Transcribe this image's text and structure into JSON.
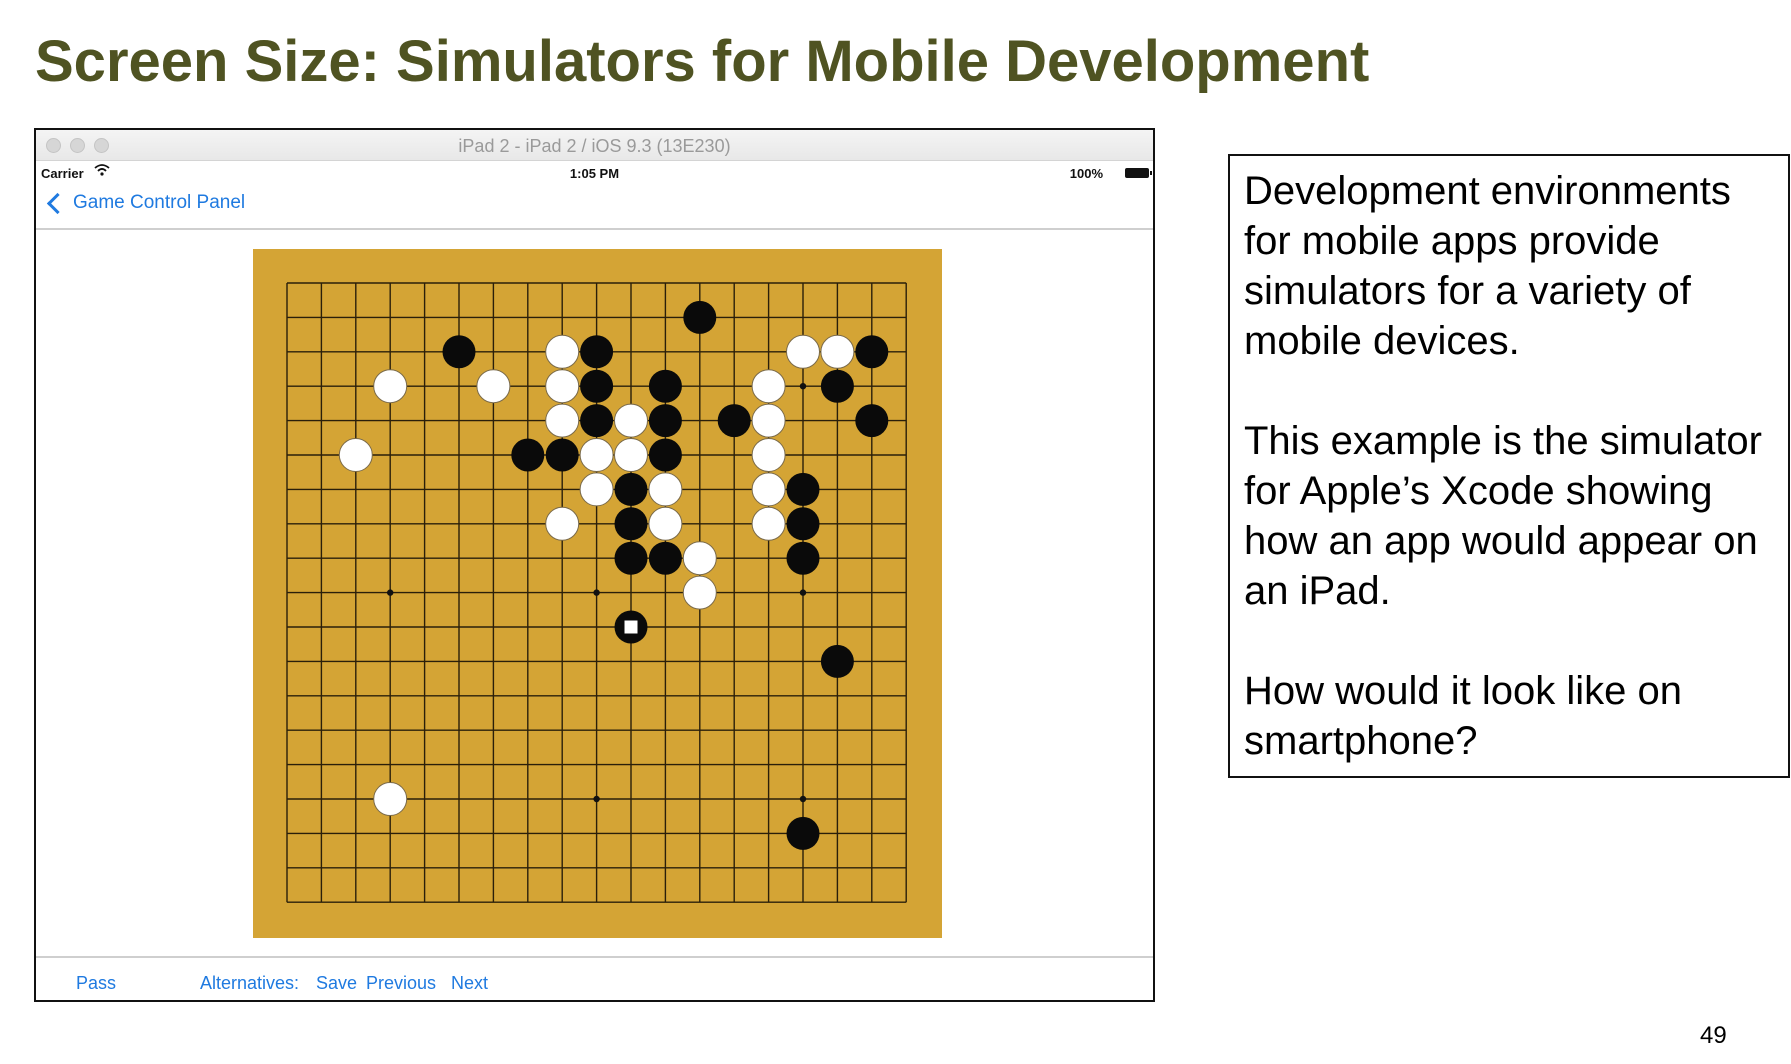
{
  "slide": {
    "title": "Screen Size: Simulators for Mobile Development",
    "page_number": "49",
    "paragraphs": [
      "Development environments for mobile apps provide simulators for a variety of mobile devices.",
      "This example is the simulator for Apple’s Xcode showing how an app would appear on an iPad.",
      "How would it look like on smartphone?"
    ]
  },
  "simulator": {
    "window_title": "iPad 2 - iPad 2 / iOS 9.3 (13E230)",
    "status": {
      "carrier": "Carrier",
      "wifi_icon": "wifi-icon",
      "time": "1:05 PM",
      "battery": "100%"
    },
    "nav": {
      "back_label": "Game Control Panel"
    },
    "toolbar": {
      "pass": "Pass",
      "alternatives": "Alternatives:",
      "save": "Save",
      "previous": "Previous",
      "next": "Next"
    },
    "colors": {
      "accent": "#1f7ae0",
      "board": "#d4a435",
      "title": "#4f5322"
    }
  },
  "go_board": {
    "size": 19,
    "star_points": [
      [
        3,
        3
      ],
      [
        9,
        3
      ],
      [
        15,
        3
      ],
      [
        3,
        9
      ],
      [
        9,
        9
      ],
      [
        15,
        9
      ],
      [
        3,
        15
      ],
      [
        9,
        15
      ],
      [
        15,
        15
      ]
    ],
    "black_stones": [
      [
        12,
        1
      ],
      [
        5,
        2
      ],
      [
        9,
        2
      ],
      [
        17,
        2
      ],
      [
        9,
        3
      ],
      [
        11,
        3
      ],
      [
        16,
        3
      ],
      [
        9,
        4
      ],
      [
        11,
        4
      ],
      [
        13,
        4
      ],
      [
        17,
        4
      ],
      [
        7,
        5
      ],
      [
        8,
        5
      ],
      [
        11,
        5
      ],
      [
        10,
        6
      ],
      [
        15,
        6
      ],
      [
        10,
        7
      ],
      [
        15,
        7
      ],
      [
        10,
        8
      ],
      [
        11,
        8
      ],
      [
        15,
        8
      ],
      [
        16,
        11
      ],
      [
        15,
        16
      ]
    ],
    "white_stones": [
      [
        8,
        2
      ],
      [
        15,
        2
      ],
      [
        16,
        2
      ],
      [
        3,
        3
      ],
      [
        6,
        3
      ],
      [
        8,
        3
      ],
      [
        14,
        3
      ],
      [
        8,
        4
      ],
      [
        10,
        4
      ],
      [
        14,
        4
      ],
      [
        2,
        5
      ],
      [
        9,
        5
      ],
      [
        10,
        5
      ],
      [
        14,
        5
      ],
      [
        9,
        6
      ],
      [
        11,
        6
      ],
      [
        14,
        6
      ],
      [
        8,
        7
      ],
      [
        11,
        7
      ],
      [
        14,
        7
      ],
      [
        12,
        8
      ],
      [
        12,
        9
      ],
      [
        3,
        15
      ]
    ],
    "last_move": [
      10,
      10
    ],
    "last_move_color": "black"
  }
}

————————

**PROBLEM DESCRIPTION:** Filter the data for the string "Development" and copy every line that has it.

**TASK RESPONSE:**
    "title": "Screen Size: Simulators for Mobile Development",
      "Development environments for mobile apps provide simulators for a variety of mobile devices.",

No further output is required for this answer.